Imagine for a moment, a home completely protected in a membrane that mimicks the performance of a Thermos bottle. It would reqiure very little energy to stay comfortable during the hottest days of summer or the coldest winter nights as heat would be reflected at the building shell.
Let's let Webster start with the definition:
Emissivity explained in layman's terms
Main Entry: emis·siv·i·ty
Pronunciation: "e-m-i si-v-i tee
Inflected Form(s): plural -ties
: the relative power of a surface to emit heat by radiation : the ratio of
the radiant energy emitted by a surface to that emitted by a blackbody
at the same temperature
Ok, in layman's terms: Emissivity is the ability for radiant heat to leave the surface of an object. It matters not what the density, mass or thickness of the object, only the surface. As can be seen below in Fig 1.2, emissivity (E factor), plays a significant role in how heat moves into or out of our homes, our cars, our bodies. The higher the number, the faster infrared heat can emit from the surface. Pay close attention to the values of all building materials.
Fig 1.2 EMISSIVITY OF VARIOUS COMMON MATERIALS
Material Emissivity value
Gold, polished .03
Metalized Film Radiant Barrier .04
Silver, polished .04
Aluminum, polished .04
Brass, polished .04
Iron, polished .21
Copper, polished .05
Human skin .98
EMISSIVITY OF BUILDING MATERIALS
Source: Handbook of Chemistry
Paint, average of 16 colors .94
Brick, common red .93
Plaster, rough coat .91
If you are still reading, let's examine how a radiant barrier should be manufactured. Start with the most reflective surface you can find, then face it towards another reflective surface without touching the other one. Herin lies the trick and also what has taken me decades to overcome the design considerations.

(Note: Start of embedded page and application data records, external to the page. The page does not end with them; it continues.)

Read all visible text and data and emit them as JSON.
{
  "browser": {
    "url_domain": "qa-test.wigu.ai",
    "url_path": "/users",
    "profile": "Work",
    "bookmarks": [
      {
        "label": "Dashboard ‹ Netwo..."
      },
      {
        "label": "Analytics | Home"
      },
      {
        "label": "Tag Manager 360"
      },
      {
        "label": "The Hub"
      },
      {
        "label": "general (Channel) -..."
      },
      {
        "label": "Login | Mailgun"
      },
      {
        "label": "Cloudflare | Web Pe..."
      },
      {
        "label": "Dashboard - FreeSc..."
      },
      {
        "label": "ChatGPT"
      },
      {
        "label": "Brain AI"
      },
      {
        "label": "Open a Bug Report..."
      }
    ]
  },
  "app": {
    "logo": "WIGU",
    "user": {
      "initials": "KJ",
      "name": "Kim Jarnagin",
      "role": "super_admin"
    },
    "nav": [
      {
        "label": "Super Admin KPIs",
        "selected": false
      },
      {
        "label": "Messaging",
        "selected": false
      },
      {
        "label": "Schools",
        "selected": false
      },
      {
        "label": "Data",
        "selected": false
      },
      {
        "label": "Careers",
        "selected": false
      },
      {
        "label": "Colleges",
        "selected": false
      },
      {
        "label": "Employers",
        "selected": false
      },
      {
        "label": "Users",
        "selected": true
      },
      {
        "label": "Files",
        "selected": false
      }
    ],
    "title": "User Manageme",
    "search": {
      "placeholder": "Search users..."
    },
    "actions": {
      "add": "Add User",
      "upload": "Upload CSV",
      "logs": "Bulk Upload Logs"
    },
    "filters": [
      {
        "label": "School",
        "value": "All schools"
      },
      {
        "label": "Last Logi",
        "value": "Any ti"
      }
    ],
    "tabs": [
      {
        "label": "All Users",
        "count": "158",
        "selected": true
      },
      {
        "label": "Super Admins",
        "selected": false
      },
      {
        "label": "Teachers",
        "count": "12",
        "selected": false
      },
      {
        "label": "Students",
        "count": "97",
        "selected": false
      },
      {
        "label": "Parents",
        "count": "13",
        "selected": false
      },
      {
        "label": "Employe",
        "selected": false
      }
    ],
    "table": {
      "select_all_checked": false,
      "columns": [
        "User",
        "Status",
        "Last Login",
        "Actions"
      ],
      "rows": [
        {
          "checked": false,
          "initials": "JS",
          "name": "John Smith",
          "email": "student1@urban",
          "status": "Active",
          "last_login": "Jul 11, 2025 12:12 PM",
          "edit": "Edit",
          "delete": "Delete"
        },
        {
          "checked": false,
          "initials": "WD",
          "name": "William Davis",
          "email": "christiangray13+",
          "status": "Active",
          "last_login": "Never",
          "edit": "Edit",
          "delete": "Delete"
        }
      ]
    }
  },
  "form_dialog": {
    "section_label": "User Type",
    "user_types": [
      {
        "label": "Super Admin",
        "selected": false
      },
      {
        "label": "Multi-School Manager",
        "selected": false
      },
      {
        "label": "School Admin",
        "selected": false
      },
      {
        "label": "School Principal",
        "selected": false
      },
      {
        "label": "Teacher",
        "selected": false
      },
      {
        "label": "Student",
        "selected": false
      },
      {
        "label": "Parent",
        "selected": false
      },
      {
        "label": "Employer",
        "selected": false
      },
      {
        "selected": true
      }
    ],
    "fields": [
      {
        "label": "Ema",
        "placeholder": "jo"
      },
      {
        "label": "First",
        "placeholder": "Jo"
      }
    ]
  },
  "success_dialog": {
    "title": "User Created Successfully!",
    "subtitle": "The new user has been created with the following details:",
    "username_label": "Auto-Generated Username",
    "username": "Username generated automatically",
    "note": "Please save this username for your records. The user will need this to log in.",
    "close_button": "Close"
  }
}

There are many companies claiming to have a radiant barrier but fall short of this description. As soon as the reflective surface is laminated to another surface, be it bubble pack, foam, plywood, cardboard or a flexible membrane, you lose all the emissivity properties that allow a RBS to work. There must be at least two low emissivity surfaces facing each with as little contact as possible to be considered a true radiant barrier system.
All of our products have this feature designed into them for this purpose. High performance, lower energy costs and more comfort.
If you understand the content above you will be on your way to purchasing the most efficient RBS available anywhere at any price available here at Horizon Energy Systems. Should you have any questions regarding the content above, please feel free to send us an email with your questions and we will attempt to address them as soon as possible. The only thing worse than buying the wrong product is putting into your home or addition and finding out later it was not done correctly and cannot be removed. Do it right the first time and let us help you choose the right product for your application.
If your new home or addition does not look like this before the exterior is installed, you will be paying too much for energy and comfort....forever.
Do it right the first time. Click on the picture to find out more.
You can save energy and be more comfortable
Web page design and maintained by B Rad Design Group
Copyright 1997-2017 all images and text copyrighted by Horizon Energy Systems.
All rights reserved and violators will be prosecuted.
Information in this document is subject to change without notice.
Other products and companies referred to herein are trademarks or registered
trademarks of their respective companies or mark holder.